The AASP has also chosen him to receive the Outstanding Educator and Distinguished Service awards.
Bryant is one of the nation’s top experts in palynology – the study of pollen grains – and is one of two forensic palynologists in the United States.
He also started the Palynology Laboratory at Texas A&M University, which is used in a forensic capacity to track ivory poachers, identify counterfeit honey, help the federal government track down terrorists, probe the drug trade, and help investigators identify bodies.
According to Andrew Laurence, a former student of Bryant’s who is the other forensic pollen analyst in the U.S., this type of analysis is possible because each region has its own unique pollen print generated from local plants.
“Think of it,” says Laurence, in an article for The Atlantic, “as a fingerprint for a region.”
In 1971, Bryant began his career at Texas A&M, where he began building what would later become the anthropology department. What started as him teaching the subject to small groups of students garnered enough interest to become an undergraduate major and, eventually, a course of study for a graduate degree.
Today, Bryant regularly teaches large sections of introductory-level anthropology courses as well as smaller, specialized graduate courses. Recently, Bryant became the first professor in Liberal Arts to teach anthropology as a distance-learning course via television and the internet.
His efforts to create an interactive learning environment for his students combined with his groundbreaking research reinforce the college’s goals to provide a transformation learning experience for our students and conduct research that matters. His contributions to society have brought prestige – and the Department of Anthropology – to the college.

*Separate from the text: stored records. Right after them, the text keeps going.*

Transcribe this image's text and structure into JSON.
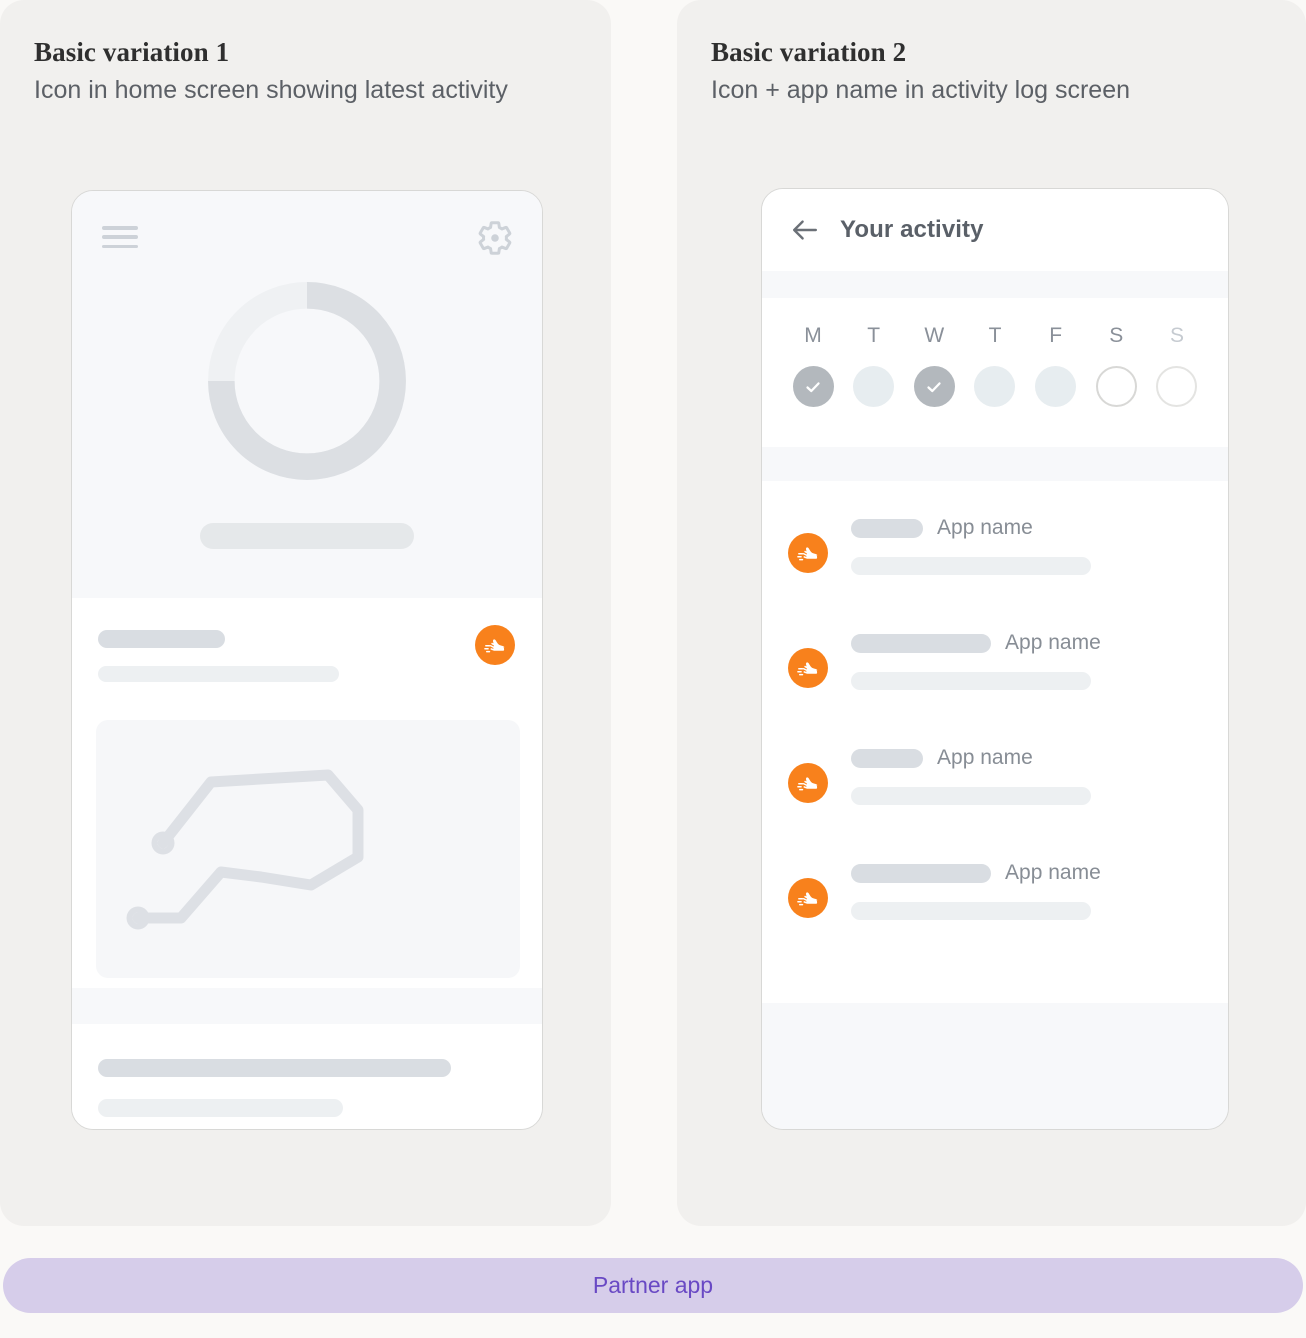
{
  "page": {
    "background": "#faf9f7"
  },
  "panels": [
    {
      "title": "Basic variation 1",
      "subtitle": "Icon in home screen showing latest activity"
    },
    {
      "title": "Basic variation 2",
      "subtitle": "Icon + app name in activity log screen"
    }
  ],
  "phone1": {
    "menu_icon": "hamburger-menu-icon",
    "settings_icon": "gear-icon",
    "progress_ring": {
      "track_color": "#eff1f3",
      "value_color": "#dcdfe3",
      "percent": 75
    },
    "activity_badge_icon": "running-shoe-icon",
    "route_map_icon": "route-path-icon"
  },
  "phone2": {
    "back_icon": "back-arrow-icon",
    "title": "Your activity",
    "days": [
      {
        "label": "M",
        "state": "done"
      },
      {
        "label": "T",
        "state": "soft"
      },
      {
        "label": "W",
        "state": "done"
      },
      {
        "label": "T",
        "state": "soft"
      },
      {
        "label": "F",
        "state": "soft"
      },
      {
        "label": "S",
        "state": "empty"
      },
      {
        "label": "S",
        "state": "empty-light"
      }
    ],
    "check_icon": "check-icon",
    "activities": [
      {
        "icon": "running-shoe-icon",
        "pill_width": 72,
        "app_name": "App name",
        "sub_width": 240
      },
      {
        "icon": "running-shoe-icon",
        "pill_width": 140,
        "app_name": "App name",
        "sub_width": 240
      },
      {
        "icon": "running-shoe-icon",
        "pill_width": 72,
        "app_name": "App name",
        "sub_width": 240
      },
      {
        "icon": "running-shoe-icon",
        "pill_width": 140,
        "app_name": "App name",
        "sub_width": 240
      }
    ]
  },
  "footer": {
    "label": "Partner app",
    "background": "#d6cdea",
    "text_color": "#6949c4"
  },
  "colors": {
    "brand_orange": "#f8811c",
    "panel_bg": "#f1f0ee",
    "screen_bg": "#f7f8fa"
  }
}
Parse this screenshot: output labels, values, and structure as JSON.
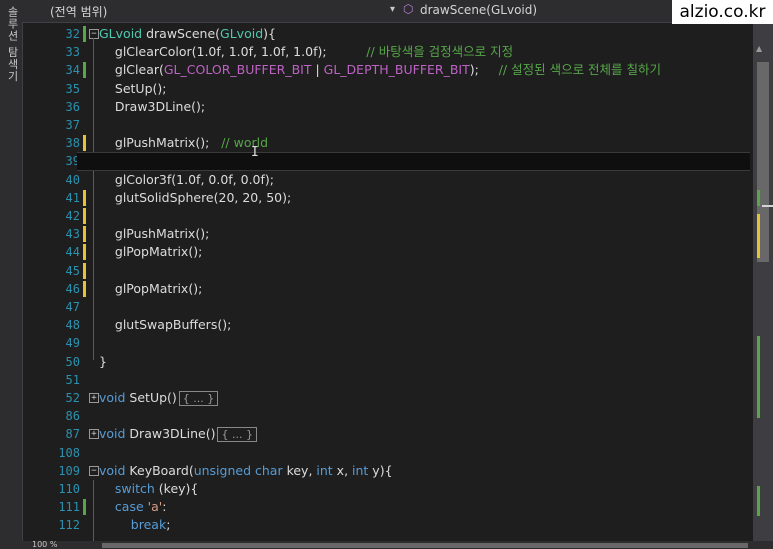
{
  "side_panel": {
    "label": "솔루션 탐색기"
  },
  "navigation": {
    "scope": "(전역 범위)",
    "function": "drawScene(GLvoid)",
    "dropdown_glyph": "▾",
    "function_icon": "⬡"
  },
  "watermark": "alzio.co.kr",
  "split_button": "+",
  "zoom": "100 %",
  "cursor_glyph": "I",
  "icons": {
    "function_icon": "cube-method",
    "fold_expanded": "minus-box",
    "fold_collapsed": "plus-box"
  },
  "colors": {
    "line_number": "#2b91af",
    "keyword": "#569cd6",
    "type": "#4ec9b0",
    "macro": "#bd63c5",
    "comment": "#57a64a",
    "text": "#dcdcdc",
    "saved_change": "#57a64a",
    "unsaved_change": "#e6c235"
  },
  "lines": [
    {
      "num": "32",
      "mark": "g",
      "fold": "⊟",
      "tokens": [
        [
          "t",
          "GLvoid"
        ],
        [
          "p",
          " drawScene("
        ],
        [
          "t",
          "GLvoid"
        ],
        [
          "p",
          "){"
        ]
      ]
    },
    {
      "num": "33",
      "mark": "",
      "fold": "",
      "tokens": [
        [
          "p",
          "    glClearColor(1.0f, 1.0f, 1.0f, 1.0f);          "
        ],
        [
          "c",
          "// 바탕색을 검정색으로 지정"
        ]
      ]
    },
    {
      "num": "34",
      "mark": "g",
      "fold": "",
      "tokens": [
        [
          "p",
          "    glClear("
        ],
        [
          "m",
          "GL_COLOR_BUFFER_BIT"
        ],
        [
          "p",
          " | "
        ],
        [
          "m",
          "GL_DEPTH_BUFFER_BIT"
        ],
        [
          "p",
          ");     "
        ],
        [
          "c",
          "// 설정된 색으로 전체를 칠하기"
        ]
      ]
    },
    {
      "num": "35",
      "mark": "",
      "fold": "",
      "tokens": [
        [
          "p",
          "    SetUp();"
        ]
      ]
    },
    {
      "num": "36",
      "mark": "",
      "fold": "",
      "tokens": [
        [
          "p",
          "    Draw3DLine();"
        ]
      ]
    },
    {
      "num": "37",
      "mark": "",
      "fold": "",
      "tokens": []
    },
    {
      "num": "38",
      "mark": "y",
      "fold": "",
      "tokens": [
        [
          "p",
          "    glPushMatrix();   "
        ],
        [
          "c",
          "// world"
        ]
      ]
    },
    {
      "num": "39",
      "mark": "y",
      "fold": "",
      "tokens": []
    },
    {
      "num": "40",
      "mark": "",
      "fold": "",
      "tokens": [
        [
          "p",
          "    glColor3f(1.0f, 0.0f, 0.0f);"
        ]
      ]
    },
    {
      "num": "41",
      "mark": "y",
      "fold": "",
      "tokens": [
        [
          "p",
          "    glutSolidSphere(20, 20, 50);"
        ]
      ]
    },
    {
      "num": "42",
      "mark": "y",
      "fold": "",
      "tokens": []
    },
    {
      "num": "43",
      "mark": "y",
      "fold": "",
      "tokens": [
        [
          "p",
          "    glPushMatrix();"
        ]
      ]
    },
    {
      "num": "44",
      "mark": "y",
      "fold": "",
      "tokens": [
        [
          "p",
          "    glPopMatrix();"
        ]
      ]
    },
    {
      "num": "45",
      "mark": "y",
      "fold": "",
      "tokens": []
    },
    {
      "num": "46",
      "mark": "y",
      "fold": "",
      "tokens": [
        [
          "p",
          "    glPopMatrix();"
        ]
      ]
    },
    {
      "num": "47",
      "mark": "",
      "fold": "",
      "tokens": []
    },
    {
      "num": "48",
      "mark": "",
      "fold": "",
      "tokens": [
        [
          "p",
          "    glutSwapBuffers();"
        ]
      ]
    },
    {
      "num": "49",
      "mark": "",
      "fold": "",
      "tokens": []
    },
    {
      "num": "50",
      "mark": "",
      "fold": "",
      "tokens": [
        [
          "p",
          "}"
        ]
      ]
    },
    {
      "num": "51",
      "mark": "",
      "fold": "",
      "tokens": []
    },
    {
      "num": "52",
      "mark": "",
      "fold": "⊞",
      "tokens": [
        [
          "k",
          "void"
        ],
        [
          "p",
          " SetUp()"
        ],
        [
          "x",
          "{ ... }"
        ]
      ]
    },
    {
      "num": "86",
      "mark": "",
      "fold": "",
      "tokens": []
    },
    {
      "num": "87",
      "mark": "",
      "fold": "⊞",
      "tokens": [
        [
          "k",
          "void"
        ],
        [
          "p",
          " Draw3DLine()"
        ],
        [
          "x",
          "{ ... }"
        ]
      ]
    },
    {
      "num": "108",
      "mark": "",
      "fold": "",
      "tokens": []
    },
    {
      "num": "109",
      "mark": "",
      "fold": "⊟",
      "tokens": [
        [
          "k",
          "void"
        ],
        [
          "p",
          " KeyBoard("
        ],
        [
          "k",
          "unsigned char"
        ],
        [
          "p",
          " key, "
        ],
        [
          "k",
          "int"
        ],
        [
          "p",
          " x, "
        ],
        [
          "k",
          "int"
        ],
        [
          "p",
          " y){"
        ]
      ]
    },
    {
      "num": "110",
      "mark": "",
      "fold": "",
      "tokens": [
        [
          "p",
          "    "
        ],
        [
          "k",
          "switch"
        ],
        [
          "p",
          " (key){"
        ]
      ]
    },
    {
      "num": "111",
      "mark": "g",
      "fold": "",
      "tokens": [
        [
          "p",
          "    "
        ],
        [
          "k",
          "case"
        ],
        [
          "p",
          " "
        ],
        [
          "s",
          "'a'"
        ],
        [
          "p",
          ":"
        ]
      ]
    },
    {
      "num": "112",
      "mark": "",
      "fold": "",
      "tokens": [
        [
          "p",
          "        "
        ],
        [
          "k",
          "break"
        ],
        [
          "p",
          ";"
        ]
      ]
    }
  ]
}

“[Bryant’s] positive influence in scientific endeavor and in mentoring generations of scientists has left an enduring impression on the discipline that is more than deserving of the Medal for Scientific Excellence,” Guy Harrington, president of AASP, said.